Tax advice & compliance
Our 100% focus on community associations
ensures we’re positioned to address tax issues.
Tax engagements are frequently completed in conjunction with an audit or review engagement. Upon completion of the other services, our tax team will prepare the association’s tax returns. We also perform tax-only engagements.
Federal Tax Returns
Most residential community associations file form 1120-H annually. In some cases, residential associations can file form 1120. For a small group of associations that are federally exempt under code section 501(C), form 990 and in some cases form 990-T is filed. Commercial associations file form 1120.
Our team of association tax experts selects the tax return that is most appropriate to file for your association. Considerations include taxable income, allowable deductions, tax code, excess funds held by an association, tax rate and risk of Internal Revenue Service inquiry or audit.

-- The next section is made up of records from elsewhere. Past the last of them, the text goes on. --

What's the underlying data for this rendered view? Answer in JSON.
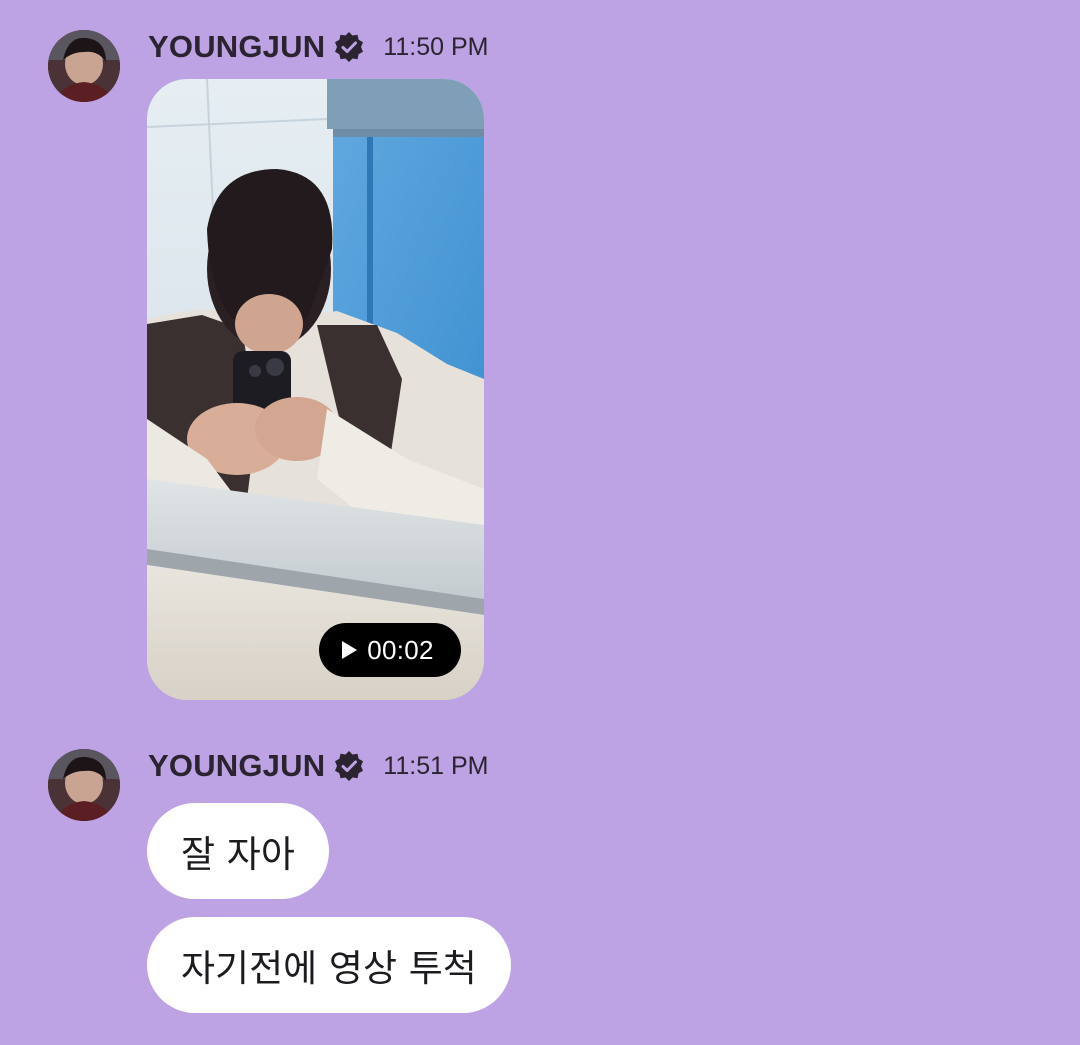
{
  "colors": {
    "background": "#bda2e4",
    "bubble": "#ffffff",
    "text": "#2b2430",
    "duration_pill": "#000000"
  },
  "messages": [
    {
      "sender": "YOUNGJUN",
      "verified": true,
      "time": "11:50 PM",
      "video": {
        "duration": "00:02",
        "icon": "play-icon"
      }
    },
    {
      "sender": "YOUNGJUN",
      "verified": true,
      "time": "11:51 PM",
      "texts": [
        "잘 자아",
        "자기전에 영상 투척"
      ]
    }
  ]
}
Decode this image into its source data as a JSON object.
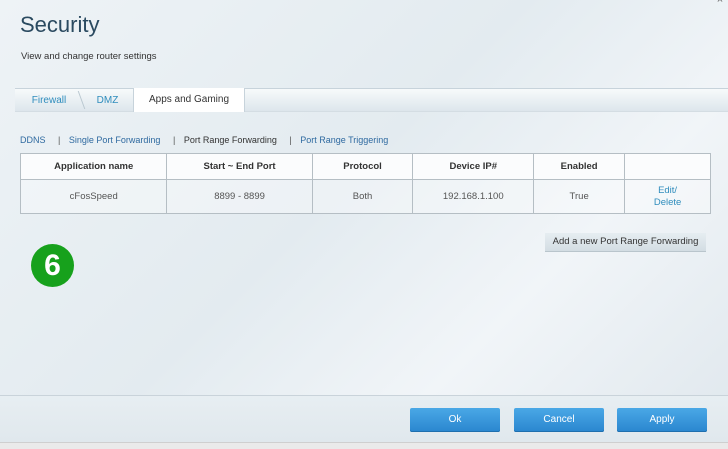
{
  "header": {
    "title": "Security",
    "subtitle": "View and change router settings",
    "close_glyph": "×"
  },
  "tabs": [
    {
      "label": "Firewall",
      "active": false
    },
    {
      "label": "DMZ",
      "active": false
    },
    {
      "label": "Apps and Gaming",
      "active": true
    }
  ],
  "subnav": {
    "items": [
      {
        "label": "DDNS",
        "current": false
      },
      {
        "label": "Single Port Forwarding",
        "current": false
      },
      {
        "label": "Port Range Forwarding",
        "current": true
      },
      {
        "label": "Port Range Triggering",
        "current": false
      }
    ],
    "separator": "|"
  },
  "table": {
    "columns": [
      "Application name",
      "Start ~ End Port",
      "Protocol",
      "Device IP#",
      "Enabled",
      ""
    ],
    "rows": [
      {
        "app": "cFosSpeed",
        "ports": "8899 - 8899",
        "protocol": "Both",
        "ip": "192.168.1.100",
        "enabled": "True",
        "edit": "Edit/",
        "delete": "Delete"
      }
    ]
  },
  "add_button_label": "Add a new Port Range Forwarding",
  "step_badge": "6",
  "footer": {
    "ok_label": "Ok",
    "cancel_label": "Cancel",
    "apply_label": "Apply"
  },
  "colors": {
    "link": "#2f8dbd",
    "primary_button": "#2a86cf",
    "badge": "#17a11c",
    "title": "#2a4a60"
  }
}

Hawaii State Tax Returns
State Income Tax - Hawaii Revised Statutes (HRS) 235-9 does not provide a state income tax filing exemption for associations in Hawaii. Accordingly, Hawaii associations are required by HRS 235-92 to file Form N-30 for their state income tax return. Hawaii state taxable income on Form N-30 is governed by HRS 235-2.4(gg) for associations that file Form 1120-H for their federal income tax return. The Hawaii state income tax rate is between 4.4% - 6.4% depending upon the amount of taxable income for the year. Capital gains have a unique application of the state income tax rates in determining the related state income tax on capital gain income. Lastly, if your association has a Federal tax exemption under 501(a), then your association is automatically exempt from having to file Form N-30 as a state income tax return. However, if such an association has UBI and is required to file Form 990-T for federal income tax purposes, then the association would have to file Form N-70NP for Hawaii income tax purposes to report the UBI.

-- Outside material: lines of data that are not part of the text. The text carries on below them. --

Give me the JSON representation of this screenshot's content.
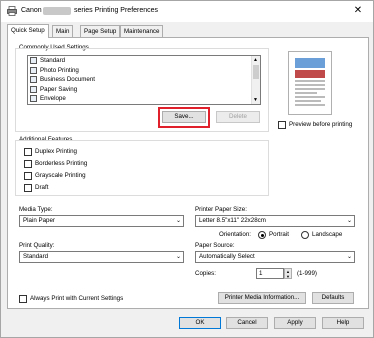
{
  "titlebar": {
    "brand": "Canon",
    "title_suffix": "series Printing Preferences",
    "close_glyph": "✕"
  },
  "tabs": [
    {
      "label": "Quick Setup"
    },
    {
      "label": "Main"
    },
    {
      "label": "Page Setup"
    },
    {
      "label": "Maintenance"
    }
  ],
  "commonly_used": {
    "label": "Commonly Used Settings",
    "items": [
      "Standard",
      "Photo Printing",
      "Business Document",
      "Paper Saving",
      "Envelope"
    ],
    "save_label": "Save...",
    "delete_label": "Delete"
  },
  "preview_label": "Preview before printing",
  "additional": {
    "label": "Additional Features",
    "options": [
      "Duplex Printing",
      "Borderless Printing",
      "Grayscale Printing",
      "Draft"
    ]
  },
  "media_type": {
    "label": "Media Type:",
    "value": "Plain Paper"
  },
  "paper_size": {
    "label": "Printer Paper Size:",
    "value": "Letter 8.5\"x11\" 22x28cm"
  },
  "orientation": {
    "label": "Orientation:",
    "portrait": "Portrait",
    "landscape": "Landscape"
  },
  "print_quality": {
    "label": "Print Quality:",
    "value": "Standard"
  },
  "paper_source": {
    "label": "Paper Source:",
    "value": "Automatically Select"
  },
  "copies": {
    "label": "Copies:",
    "value": "1",
    "range": "(1-999)"
  },
  "always_print_label": "Always Print with Current Settings",
  "printer_media_info_label": "Printer Media Information...",
  "defaults_label": "Defaults",
  "footer": {
    "ok": "OK",
    "cancel": "Cancel",
    "apply": "Apply",
    "help": "Help"
  },
  "colors": {
    "highlight_box": "#e0202a"
  }
}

General Excise Tax - Hawaii associations are subject to the General Excise Tax (GET) that taxes gross income not exempt from GET. HRS 237-24.3(2) provides that amounts received by the association in reimbursement of sums paid for common expenses are exempt from GET. Income received by the association from income sources such as parking, interest income, commissions, vending machines, laundry facilities, and other miscellaneous income are taxable for GET purposes at a base excise tax rate of 4% plus a county surcharge rate that varies by county. Associations with a 501(c)(3), 501(c)(4), or 501(c)(12) federal tax exemption may apply for exemption from GET—note that the GET exemption for such entities is not automatic like the state income tax exemption and also note that 501(c)(7) federally exempt entities may not apply for a GET exemption. The GET tax returns that must be filed are the periodic Form G-45 and the annual Form G-49. The periodic Form G-45 filing requirement will vary depending on whether your association is subject to monthly, quarterly or semi-annually filings. Our firm can prepare both the state income tax return and the general excise tax returns for your association.
Generally, assessment income from owners is not taxable. Filing form 1120-H will not result in tax on assessment income. However, filing form 1120 may result in tax on member assessments in excess of expenses incurred on behalf of members. Annually, we recommend that associations obtain the owners’ approval to adopt Revenue Ruling 70-604. If an association chooses to file form 1120 it is important to understand the limitations of Revenue Ruling 70-604.
What is taxable?
For most residential associations, taxable income comprises income
from sources outside of the association’s members (owners).
Examples include bank and/or investment income, cell tower
lease income, laundry rental income, sale of a unit.
Important information your preparer will need:
- Financial statements
- General ledger
- Taxable income for the year including interest income, sales of assets, other income from external sources.
- Prior year tax return credits or underpayments
- Estimated tax payments made during the year
- Payments with extensions